List every line in this data where the string "JSON" occurs.

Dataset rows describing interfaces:
────────────────

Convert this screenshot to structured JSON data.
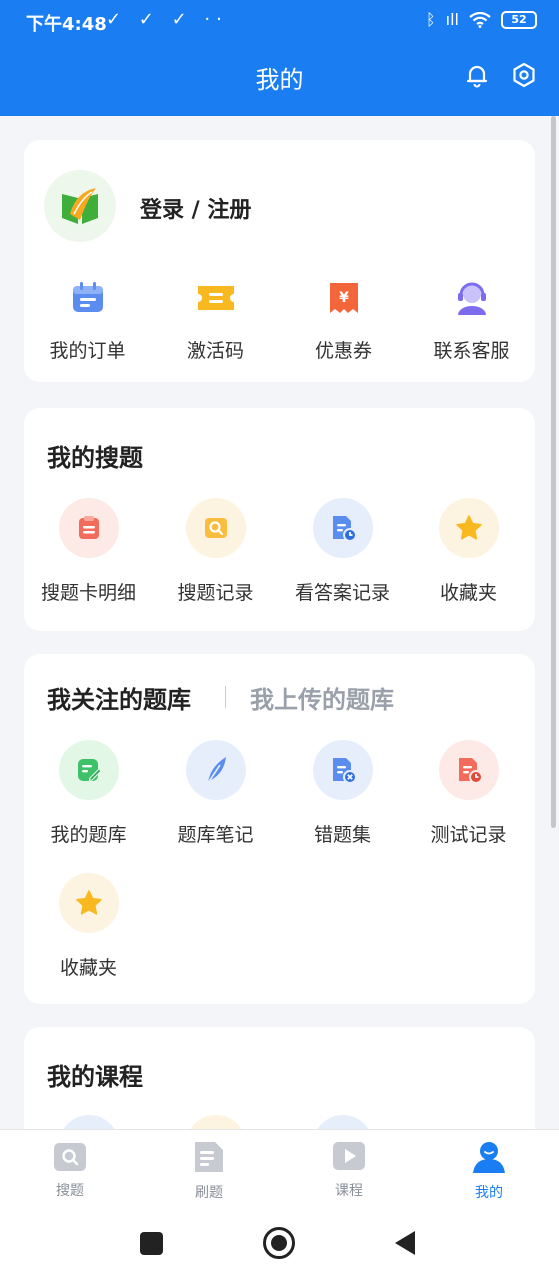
{
  "status": {
    "time": "下午4:48",
    "left_icons": "✓ ✓ ✓ ··",
    "signal_text": "ıll",
    "battery": "52"
  },
  "header": {
    "title": "我的"
  },
  "profile": {
    "login_text": "登录 / 注册",
    "items": [
      {
        "label": "我的订单",
        "icon": "calendar-icon",
        "color": "#5b8def"
      },
      {
        "label": "激活码",
        "icon": "ticket-icon",
        "color": "#f8b81f"
      },
      {
        "label": "优惠券",
        "icon": "coupon-icon",
        "color": "#f2663a"
      },
      {
        "label": "联系客服",
        "icon": "headset-icon",
        "color": "#7b6cf0"
      }
    ]
  },
  "search": {
    "title": "我的搜题",
    "items": [
      {
        "label": "搜题卡明细"
      },
      {
        "label": "搜题记录"
      },
      {
        "label": "看答案记录"
      },
      {
        "label": "收藏夹"
      }
    ]
  },
  "banks": {
    "tab_active": "我关注的题库",
    "tab_inactive": "我上传的题库",
    "items": [
      {
        "label": "我的题库"
      },
      {
        "label": "题库笔记"
      },
      {
        "label": "错题集"
      },
      {
        "label": "测试记录"
      },
      {
        "label": "收藏夹"
      }
    ]
  },
  "courses": {
    "title": "我的课程"
  },
  "tabs": [
    {
      "label": "搜题"
    },
    {
      "label": "刷题"
    },
    {
      "label": "课程"
    },
    {
      "label": "我的"
    }
  ],
  "colors": {
    "primary": "#1a7ef2",
    "bg": "#f3f5f8"
  }
}
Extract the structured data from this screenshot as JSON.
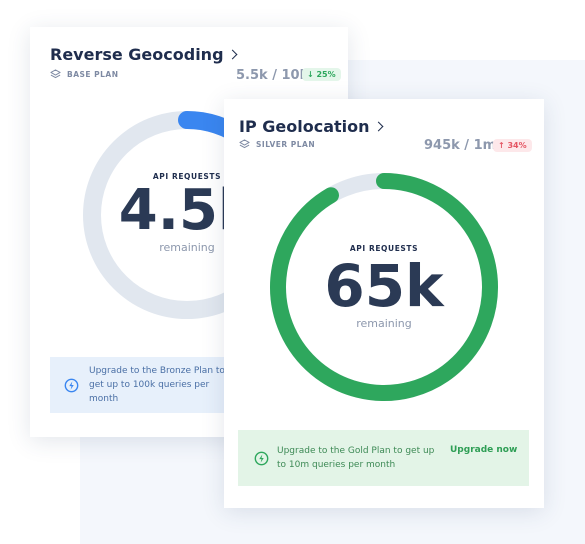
{
  "cards": {
    "reverse_geocoding": {
      "title": "Reverse Geocoding",
      "plan": "BASE PLAN",
      "usage": "5.5k / 10k",
      "change": "↓ 25%",
      "api_label": "API REQUESTS",
      "remaining_value": "4.5k",
      "remaining_label": "remaining",
      "fraction_used": 0.55,
      "ring_color": "#3a86f0",
      "upgrade_text": "Upgrade to the Bronze Plan to get up to 100k queries per month"
    },
    "ip_geolocation": {
      "title": "IP Geolocation",
      "plan": "SILVER PLAN",
      "usage": "945k / 1m",
      "change": "↑ 34%",
      "api_label": "API REQUESTS",
      "remaining_value": "65k",
      "remaining_label": "remaining",
      "fraction_used": 0.945,
      "ring_color": "#2ea75d",
      "upgrade_text": "Upgrade to the Gold Plan to get up to 10m queries per month",
      "upgrade_link": "Upgrade now"
    }
  },
  "colors": {
    "track": "#e1e7ef",
    "blue_box": "#e7f0fb",
    "green_box": "#e3f4e7"
  },
  "icons": {
    "plan": "layers-icon",
    "upgrade": "lightning-bolt-icon",
    "title_arrow": "chevron-right-icon"
  }
}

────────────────

### [Response box]
Convert this screenshot to structured JSON data.
Extract the structured data from this screenshot as JSON.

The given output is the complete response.